Sunday, March 26, 2017

The Flame Bearer (Saxon Tales Book 10) by Bernard Cornwell


The Flame Bearer
Saxon Tales Book 10
Written by Bernard Cornwell
$13.99 at Amazon (Hardcover)
304 pages

The Saxon Tales, also known as The Last Kingdom Series,  reaches its conclusion in a fast paced tale that I finished in a few hours of morning reading.

As with many books by Bernard Cornwell, he captures the period regarding plausible events, characters, and overall mood through the description of the people and places that our main viewpoint character, Uthred.

In this novel, seeds were sown so long ago, bear fruit as the main thrust of the tale is Uthred and his final battle against his cousin, also named Uthred.

If you enjoy books in this era of Viking savagery upon English shores, this will be a quick read.

But what can you pull from it for your games?

Religion Matters: Uthred is a pagan. He worships the gods of the Vikings. Most of those in England? The Saxons who themselves were once pagans?

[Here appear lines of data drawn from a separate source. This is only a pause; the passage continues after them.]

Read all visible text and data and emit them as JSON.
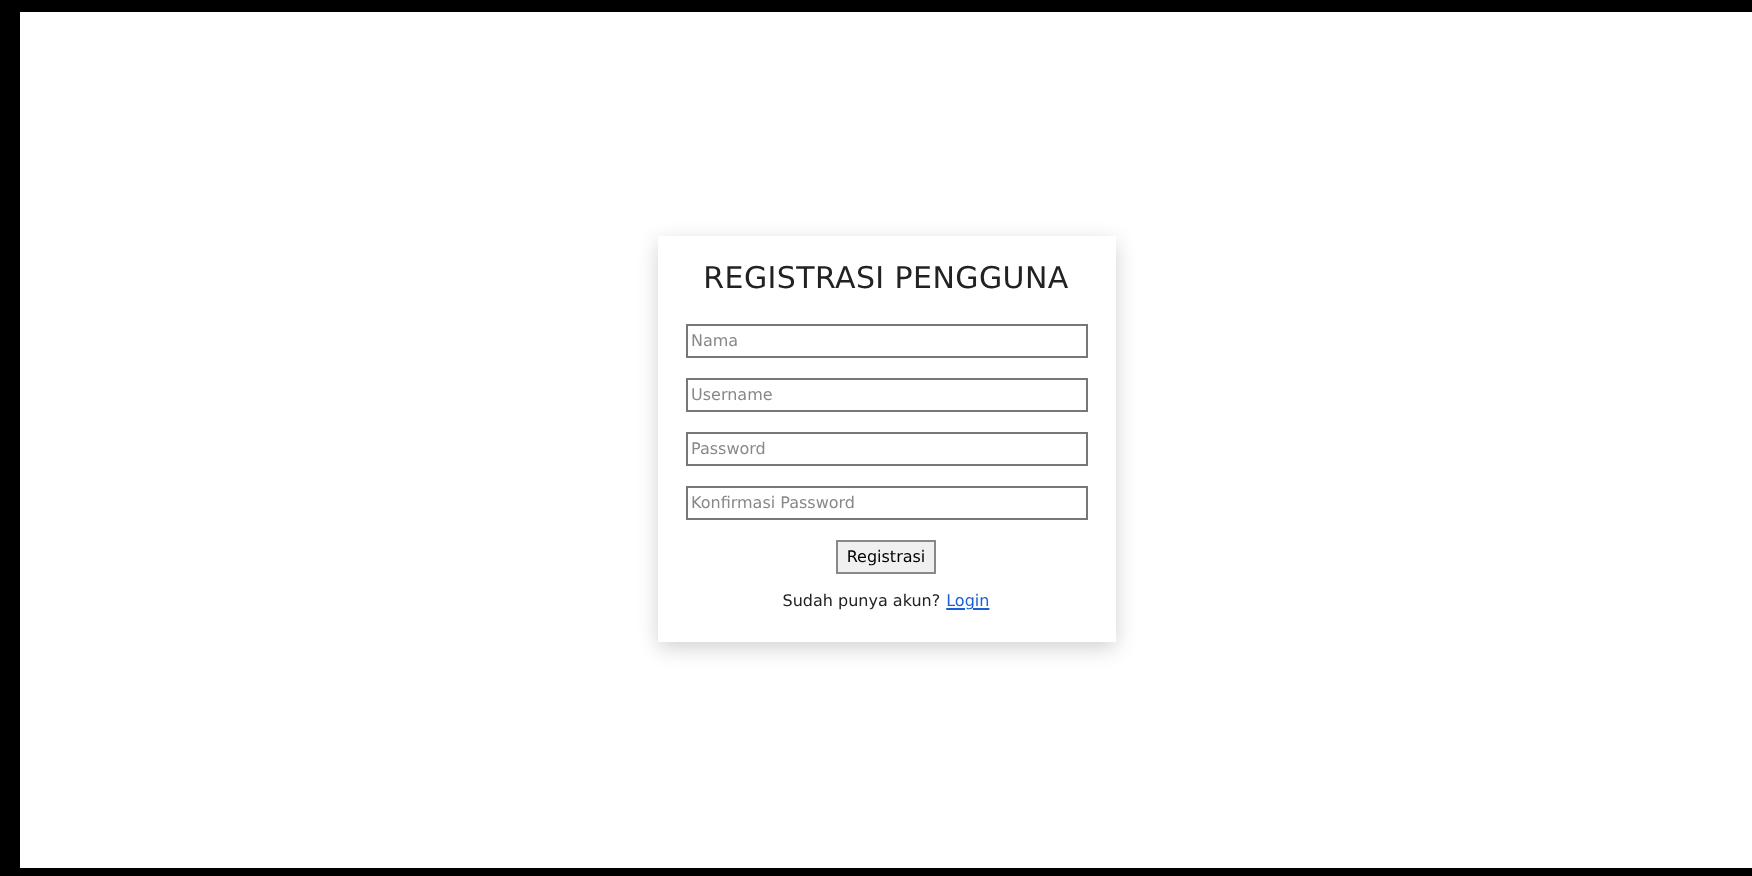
{
  "form": {
    "title": "REGISTRASI PENGGUNA",
    "fields": [
      {
        "placeholder": "Nama"
      },
      {
        "placeholder": "Username"
      },
      {
        "placeholder": "Password"
      },
      {
        "placeholder": "Konfirmasi Password"
      }
    ],
    "submit": "Registrasi",
    "footer_text": "Sudah punya akun?",
    "footer_link": "Login"
  }
}
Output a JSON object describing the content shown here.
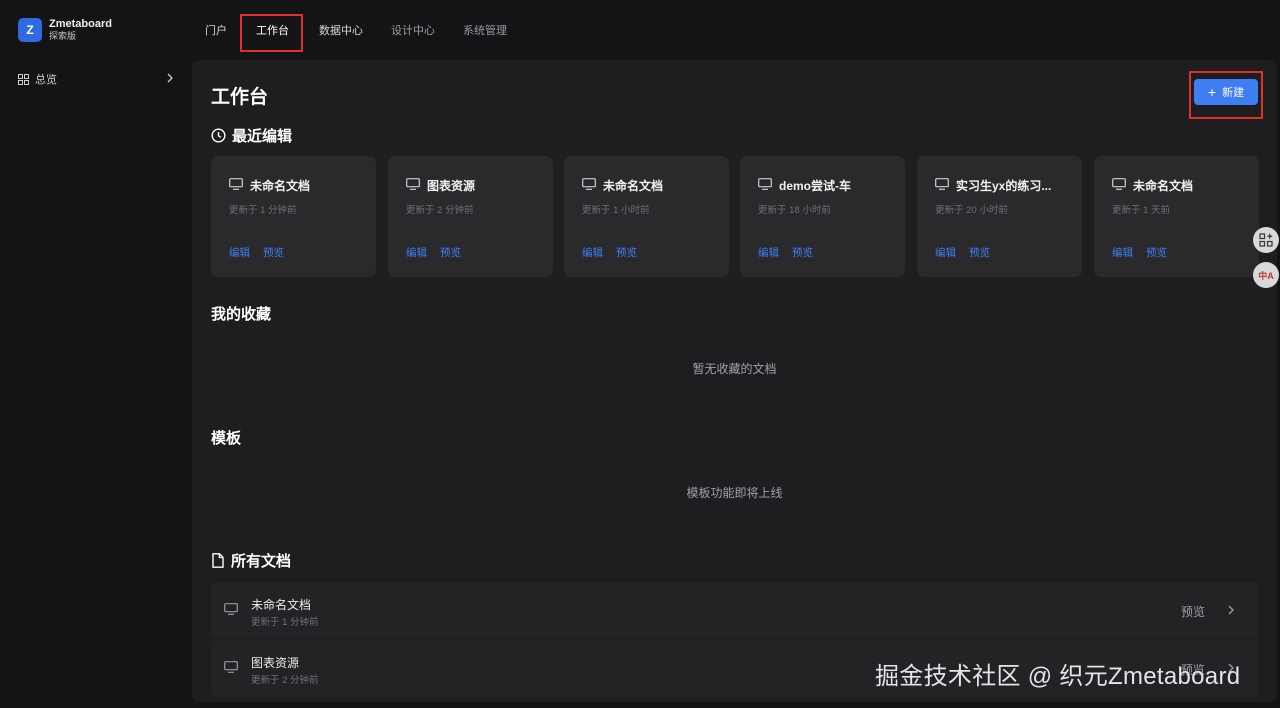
{
  "brand": {
    "logo_letter": "Z",
    "name": "Zmetaboard",
    "edition": "探索版"
  },
  "sidebar": {
    "items": [
      {
        "label": "总览",
        "icon": "grid-icon"
      }
    ]
  },
  "topnav": {
    "tabs": [
      {
        "label": "门户"
      },
      {
        "label": "工作台"
      },
      {
        "label": "数据中心"
      },
      {
        "label": "设计中心"
      },
      {
        "label": "系统管理"
      }
    ],
    "active": "工作台"
  },
  "page": {
    "title": "工作台",
    "new_button": "新建",
    "new_button_icon": "plus-icon"
  },
  "recent": {
    "title": "最近编辑",
    "cards": [
      {
        "name": "未命名文档",
        "time": "更新于 1 分钟前",
        "edit": "编辑",
        "preview": "预览"
      },
      {
        "name": "图表资源",
        "time": "更新于 2 分钟前",
        "edit": "编辑",
        "preview": "预览"
      },
      {
        "name": "未命名文档",
        "time": "更新于 1 小时前",
        "edit": "编辑",
        "preview": "预览"
      },
      {
        "name": "demo尝试-车",
        "time": "更新于 18 小时前",
        "edit": "编辑",
        "preview": "预览"
      },
      {
        "name": "实习生yx的练习...",
        "time": "更新于 20 小时前",
        "edit": "编辑",
        "preview": "预览"
      },
      {
        "name": "未命名文档",
        "time": "更新于 1 天前",
        "edit": "编辑",
        "preview": "预览"
      }
    ]
  },
  "favorites": {
    "title": "我的收藏",
    "empty": "暂无收藏的文档"
  },
  "templates": {
    "title": "模板",
    "empty": "模板功能即将上线"
  },
  "all_docs": {
    "title": "所有文档",
    "rows": [
      {
        "name": "未命名文档",
        "time": "更新于 1 分钟前",
        "preview": "预览"
      },
      {
        "name": "图表资源",
        "time": "更新于 2 分钟前",
        "preview": "预览"
      }
    ]
  },
  "floating": {
    "apps_icon": "apps-add-icon",
    "translate_icon": "translate-icon",
    "translate_label": "中A"
  },
  "watermark": "掘金技术社区 @ 织元Zmetaboard",
  "colors": {
    "accent": "#3f7ef2",
    "highlight_box": "#e0302a",
    "background": "#141416",
    "panel": "#1e1e21",
    "card": "#2a2a2d"
  }
}
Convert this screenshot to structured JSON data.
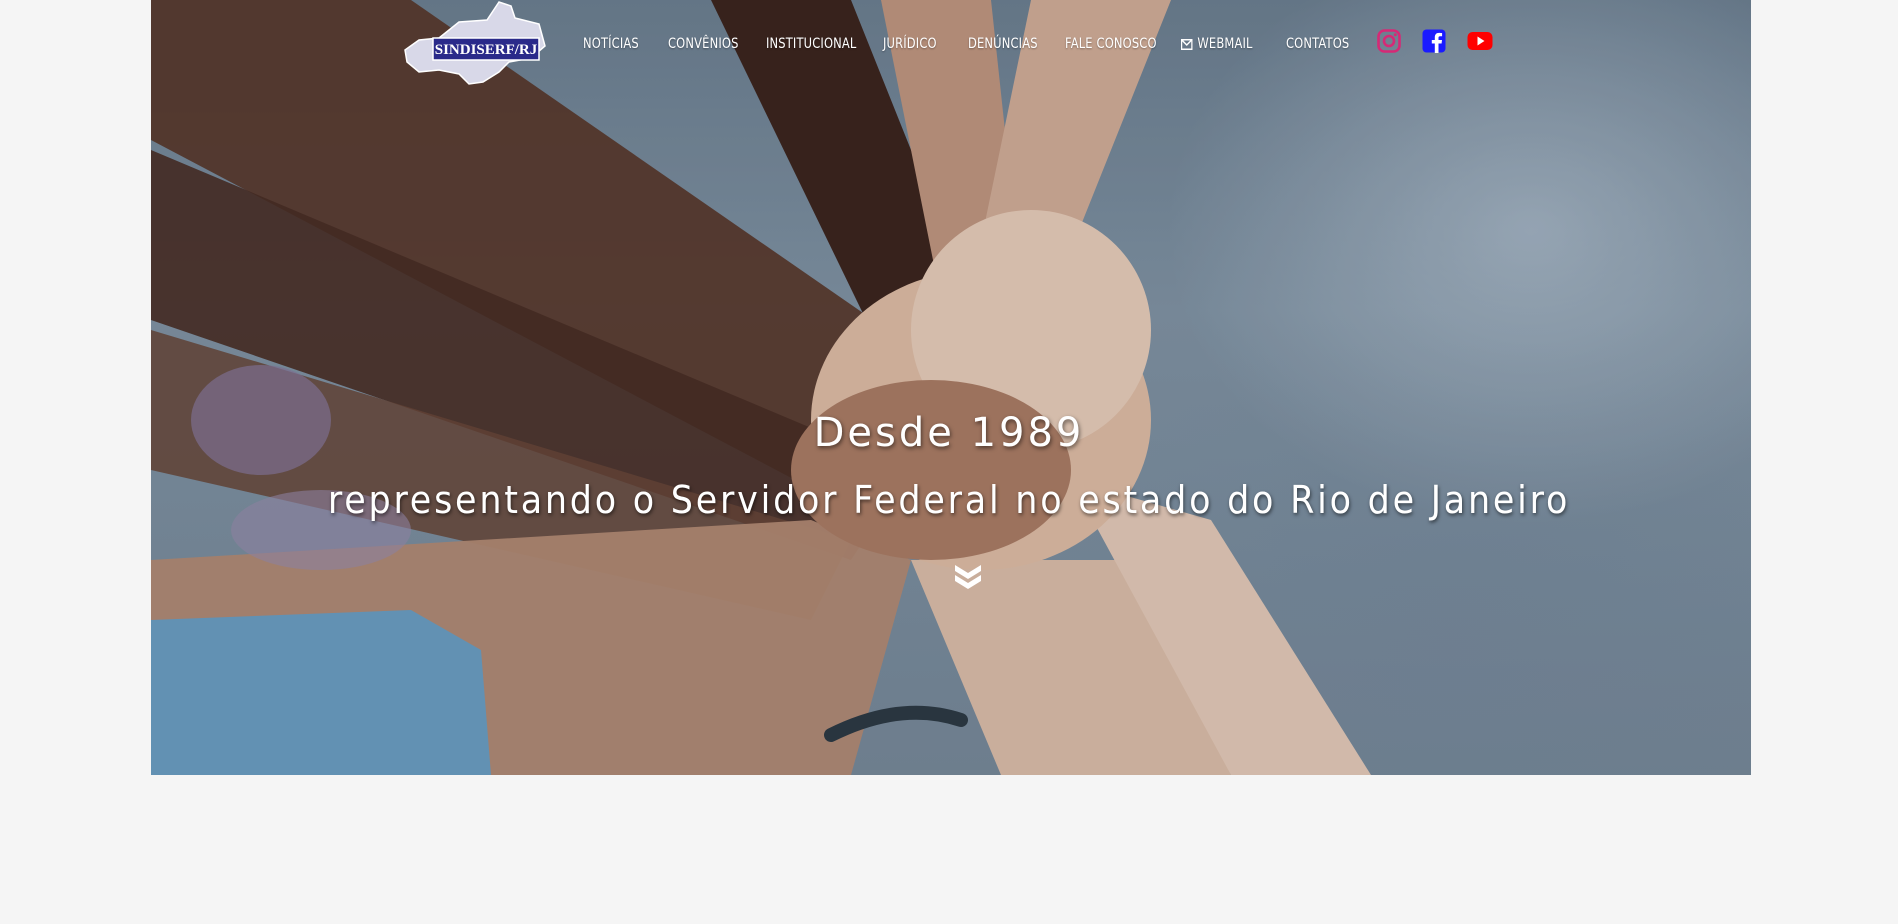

They worship the 'Nailed God'. The clashes between forces are not merely over land and titles but over religious strength and culture.

Stories Matter: The title of the book, The Flame Bearer, originates with one of Uthred's ancestors who came from across the sea and took over the castle that Uthred would, hundreds of years later, grows up in. The parallels between what has happened and what will happen, are clear and meant to inspire Uthred's men even as it demoralizes his enemies.

Languages Matter: Uthred is a man with friends all over the world and knowing a few languages helps him avoid situations he might not be able to otherwise. While some fantasy settings overcome this with 'Common Tongue', there are often options that are inherent in the game that players don't necessarily take advantage of. In the Forgotten Realms, for example, the Common in Kara-Tur is different than the common in Al-Qadim is different than the Common in the more common part of the realms. Old editions used to give special languages like alignment tongue as well as thieves cant among others. Players should never underestimate the power of having a unique or near unique style of communication including sign language.

On the other hand, the GM shouldn't hesitate to have NPC's have their own methods of communication. Drow have their own 'common' tongue and others from different planes may have their own manner of communication. Star Trek the Next Generation did a fantastic episode where the geist of merely trying to communicate lasted the whole episode.



Factions Matter: Uthred has made more than his fair share of enemies and allies through the ten books in the series. This sometimes involves his enemies coming together against him. The good news? Sometimes there are foes outside of that original circle who attack each other. Having factions that don't necessarily make their presence known every game session and every encounter make the world larger and more dangerous, more random than it normally is. Sometimes these elements should work in the players' favor and sometimes against them. The enemy of the enemy is not always your friend after all.

Time Moves On: Uthred has been fortunate to live through numerous enemies and unfortunate enough to watch allies and even dearly loved ones pass on. His religious upbringing gives him pause when a foe is about to die, to ensure that if a warrior, he dies with a weapon in his hand.

As time moves on, though, the world changes. If your campaigns consist of more than dungeon crawls, how is time moving on effecting the world? Uthred has children, one deceased, one married to a former enemy now an ally, and one about to be married to the daughter of an enemy.

England itself, once almost entirely overcome by the Danes, has struggled back from the brink of being overcome to being almost entirely run by the Saxons and uniting under one 'England' banner.

The players can be the center point of the campaign, but the world itself will continue to move on in ways outside their direct control, outside their direct influence. And they should want to be a part of that.

The Flame Bearer has a lot going for it and it is a fitting end to Uthred's sage. Now if only Benard will continue that with Uthred's son also named Uthred...